The first thing to be done is for the Conference to constitute itself, and make all arrangements for everything to be done decently and in order. So just on the point of 9 a.m. on Wednesday, the 12th of June, the President took his place in the Moderators chair and opened the Assembly. The hymn 533 was sung with a solemn thankfulness, the Scriptures were read, prayer offered, the roll called over, and then the Conference proceeded to elect its chief officer. This year there was little speculation respecting the occupant of the chair. Several names had been mentioned, but when it was known that Principal Watson was to be a member of the Conference, it was generally anticipated that the choice would fall upon him, and for once, at any rate, general anticipation was right. Five nominations were made, and for each candidate there was something good to be said. Popular anticipation was, however, ratified, and by 117 votes out of 186, Principal Watson was elected to the chair. The new President was, according to custom, introduced to his position by his predecessor, who, in handing over to him the insignia of office, expressed the hope that his health and strength might be equal to the demands of the high and honourable office to which, by the suffrages of his brethren, he had been elected. The President thanked the Conference for the confidence thus reposed in him, and feeling, as he did just then, the responsibility of the trust placed in his hands, he would, he said, defer any remarks he might wish to make to a later period in the sessions of Conference. The election of a Vice-president was the next business in order. For this position four nominations were taken, when the ultimate choice of the Assembly fell upon Mr. W. E. Parker, of Manchester. The Rev. John Watson, who occupies the Presidential chair this year, hails from the North of England, where no man is more widely respected or beloved. Mr. Watson has served the Connexion in Africa and Australia, as well as at home, and hence he brings to the high office to which he has been appointed, an acquaintance with the Connexion and an experience of its varied phases of life, such as none of his predecessors in the chair possessed. As a scholar he has no superior in the ministry; as a theologian he takes a front-rank place; and as a preacher few can equal him. Kindly and considerate and impartial, but knowing well how to respect himself, as well as others, we feel satisfied that the duties of the chair will be discharged with urbanity and becoming personal dignity during his year of office. His colleague in office, Mr. Parker, has long occupied a foremost place among the laymen of the Connexion. He too belongs to the Northern counties, and has been connected with Manchester Primitive Methodism life-long (for he is a Primitive Methodist of the second generation), save for the brief period during which he occupied a place in the ministry of the Connexion, and from which failing health compelled him early to retire, but he has never retired from interest in all Connexional work, and our church in Manchester owes as much to him, and perhaps more, for its position to-day than to any other man...

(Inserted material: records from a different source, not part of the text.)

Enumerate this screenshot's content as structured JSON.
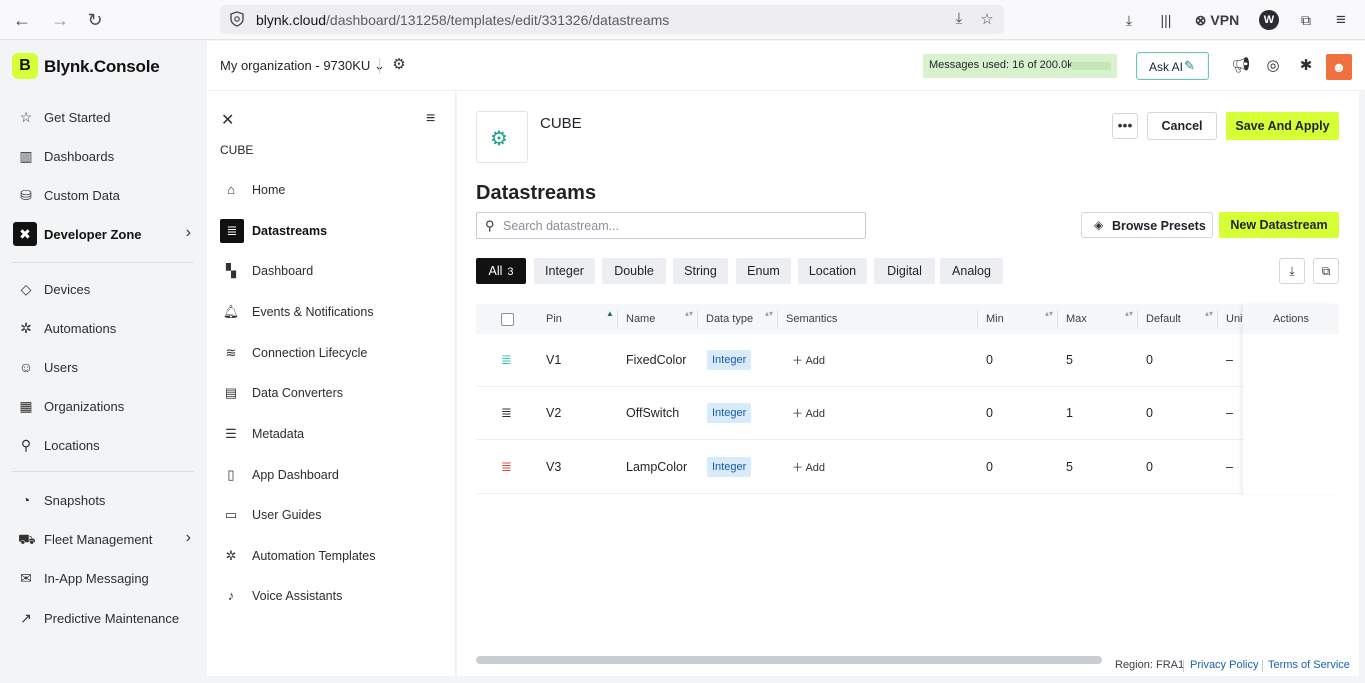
{
  "browser": {
    "url_host": "blynk.cloud",
    "url_path": "/dashboard/131258/templates/edit/331326/datastreams",
    "vpn_label": "VPN",
    "profile_letter": "W"
  },
  "brand": {
    "logo_letter": "B",
    "name": "Blynk.Console"
  },
  "sidebar": {
    "items": [
      {
        "label": "Get Started",
        "icon": "star-icon"
      },
      {
        "label": "Dashboards",
        "icon": "bar-chart-icon"
      },
      {
        "label": "Custom Data",
        "icon": "database-icon"
      },
      {
        "label": "Developer Zone",
        "icon": "developer-zone-icon"
      },
      {
        "label": "Devices",
        "icon": "cube-icon"
      },
      {
        "label": "Automations",
        "icon": "automation-icon"
      },
      {
        "label": "Users",
        "icon": "users-icon"
      },
      {
        "label": "Organizations",
        "icon": "building-icon"
      },
      {
        "label": "Locations",
        "icon": "location-pin-icon"
      },
      {
        "label": "Snapshots",
        "icon": "snapshot-icon"
      },
      {
        "label": "Fleet Management",
        "icon": "truck-icon"
      },
      {
        "label": "In-App Messaging",
        "icon": "message-icon"
      },
      {
        "label": "Predictive Maintenance",
        "icon": "trend-chart-icon"
      }
    ]
  },
  "header": {
    "org_name": "My organization - 9730KU",
    "messages_used": "Messages used: 16 of 200.0k",
    "ask_ai": "Ask AI"
  },
  "template_nav": {
    "template_name": "CUBE",
    "items": [
      {
        "label": "Home"
      },
      {
        "label": "Datastreams"
      },
      {
        "label": "Dashboard"
      },
      {
        "label": "Events & Notifications"
      },
      {
        "label": "Connection Lifecycle"
      },
      {
        "label": "Data Converters"
      },
      {
        "label": "Metadata"
      },
      {
        "label": "App Dashboard"
      },
      {
        "label": "User Guides"
      },
      {
        "label": "Automation Templates"
      },
      {
        "label": "Voice Assistants"
      }
    ]
  },
  "main": {
    "product_title": "CUBE",
    "more_label": "•••",
    "cancel_label": "Cancel",
    "save_label": "Save And Apply",
    "page_title": "Datastreams",
    "search_placeholder": "Search datastream...",
    "browse_presets_label": "Browse Presets",
    "new_datastream_label": "New Datastream",
    "filters": [
      {
        "label": "All",
        "count": "3"
      },
      {
        "label": "Integer"
      },
      {
        "label": "Double"
      },
      {
        "label": "String"
      },
      {
        "label": "Enum"
      },
      {
        "label": "Location"
      },
      {
        "label": "Digital"
      },
      {
        "label": "Analog"
      }
    ],
    "columns": {
      "pin": "Pin",
      "name": "Name",
      "data_type": "Data type",
      "semantics": "Semantics",
      "min": "Min",
      "max": "Max",
      "default": "Default",
      "units": "Unit",
      "actions": "Actions"
    },
    "rows": [
      {
        "pin": "V1",
        "name": "FixedColor",
        "type": "Integer",
        "semantics": "Add",
        "min": "0",
        "max": "5",
        "default": "0",
        "units": "–",
        "icon_color": "#3bc3b8"
      },
      {
        "pin": "V2",
        "name": "OffSwitch",
        "type": "Integer",
        "semantics": "Add",
        "min": "0",
        "max": "1",
        "default": "0",
        "units": "–",
        "icon_color": "#2a2d33"
      },
      {
        "pin": "V3",
        "name": "LampColor",
        "type": "Integer",
        "semantics": "Add",
        "min": "0",
        "max": "5",
        "default": "0",
        "units": "–",
        "icon_color": "#e0443b"
      }
    ]
  },
  "footer": {
    "region": "Region: FRA1",
    "privacy": "Privacy Policy",
    "terms": "Terms of Service"
  },
  "colors": {
    "accent": "#d7ff35",
    "badge_bg": "#d8ebfb",
    "badge_text": "#1b5aa6"
  }
}
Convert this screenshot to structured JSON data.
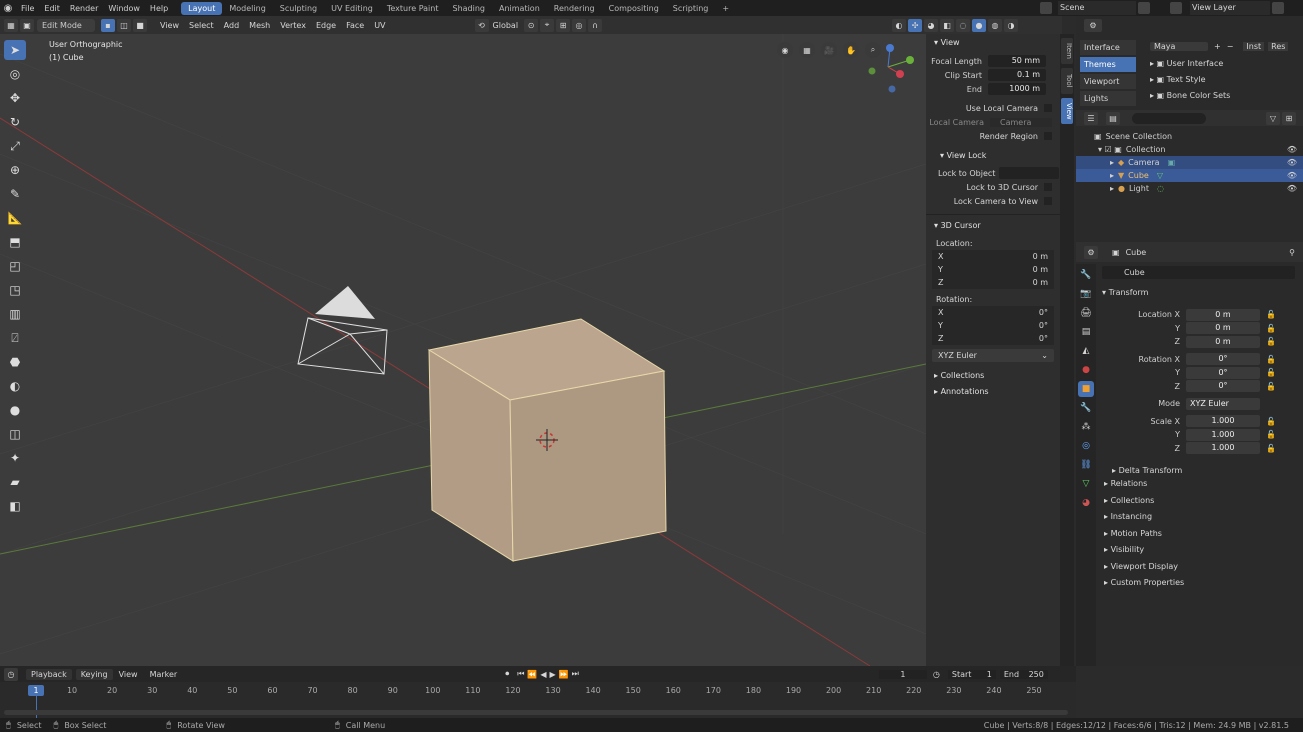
{
  "topbar": {
    "menus": [
      "File",
      "Edit",
      "Render",
      "Window",
      "Help"
    ],
    "workspaces": [
      "Layout",
      "Modeling",
      "Sculpting",
      "UV Editing",
      "Texture Paint",
      "Shading",
      "Animation",
      "Rendering",
      "Compositing",
      "Scripting"
    ],
    "add_tab": "+",
    "scene": "Scene",
    "view_layer": "View Layer"
  },
  "header": {
    "mode": "Edit Mode",
    "menus": [
      "View",
      "Select",
      "Add",
      "Mesh",
      "Vertex",
      "Edge",
      "Face",
      "UV"
    ],
    "orientation": "Global"
  },
  "viewport": {
    "view_name": "User Orthographic",
    "object_name": "(1) Cube",
    "axes": {
      "x": "X",
      "y": "Y",
      "z": "Z"
    }
  },
  "npanel": {
    "view_title": "View",
    "focal_length_label": "Focal Length",
    "focal_length": "50 mm",
    "clip_start_label": "Clip Start",
    "clip_start": "0.1 m",
    "end_label": "End",
    "end": "1000 m",
    "use_local_camera": "Use Local Camera",
    "local_camera_label": "Local Camera",
    "local_camera": "Camera",
    "render_region": "Render Region",
    "view_lock": "View Lock",
    "lock_to_object": "Lock to Object",
    "lock_to_cursor": "Lock to 3D Cursor",
    "lock_camera": "Lock Camera to View",
    "cursor_title": "3D Cursor",
    "location_label": "Location:",
    "loc": [
      {
        "a": "X",
        "v": "0 m"
      },
      {
        "a": "Y",
        "v": "0 m"
      },
      {
        "a": "Z",
        "v": "0 m"
      }
    ],
    "rotation_label": "Rotation:",
    "rot": [
      {
        "a": "X",
        "v": "0°"
      },
      {
        "a": "Y",
        "v": "0°"
      },
      {
        "a": "Z",
        "v": "0°"
      }
    ],
    "rot_mode": "XYZ Euler",
    "collections": "Collections",
    "annotations": "Annotations",
    "tabs": [
      "Item",
      "Tool",
      "View"
    ]
  },
  "prefs": {
    "tabs": [
      "Interface",
      "Themes",
      "Viewport",
      "Lights"
    ],
    "preset": "Maya",
    "install": "Inst",
    "reset": "Res",
    "items": [
      "User Interface",
      "Text Style",
      "Bone Color Sets"
    ]
  },
  "outliner": {
    "scene_collection": "Scene Collection",
    "collection": "Collection",
    "items": [
      "Camera",
      "Cube",
      "Light"
    ]
  },
  "props": {
    "object": "Cube",
    "object_name": "Cube",
    "transform": "Transform",
    "location_x": "Location X",
    "loc": [
      "0 m",
      "0 m",
      "0 m"
    ],
    "rotation_x": "Rotation X",
    "rot": [
      "0°",
      "0°",
      "0°"
    ],
    "y": "Y",
    "z": "Z",
    "mode_label": "Mode",
    "mode": "XYZ Euler",
    "scale_x": "Scale X",
    "scale": [
      "1.000",
      "1.000",
      "1.000"
    ],
    "delta": "Delta Transform",
    "sections": [
      "Relations",
      "Collections",
      "Instancing",
      "Motion Paths",
      "Visibility",
      "Viewport Display",
      "Custom Properties"
    ]
  },
  "timeline": {
    "menus": [
      "Playback",
      "Keying",
      "View",
      "Marker"
    ],
    "current_frame": "1",
    "start_label": "Start",
    "start": "1",
    "end_label": "End",
    "end": "250",
    "ticks": [
      "1",
      "10",
      "20",
      "30",
      "40",
      "50",
      "60",
      "70",
      "80",
      "90",
      "100",
      "110",
      "120",
      "130",
      "140",
      "150",
      "160",
      "170",
      "180",
      "190",
      "200",
      "210",
      "220",
      "230",
      "240",
      "250"
    ]
  },
  "status": {
    "select": "Select",
    "box_select": "Box Select",
    "rotate_view": "Rotate View",
    "call_menu": "Call Menu",
    "stats": "Cube | Verts:8/8 | Edges:12/12 | Faces:6/6 | Tris:12 | Mem: 24.9 MB | v2.81.5"
  },
  "colors": {
    "accent": "#4772b3",
    "selection": "#334d80",
    "cube_face": "#b39e88"
  }
}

[end of extract]
see president John Watson's conference address
Source: The Primitive Methodist Magazine, Vol. II / LXXVI, 1895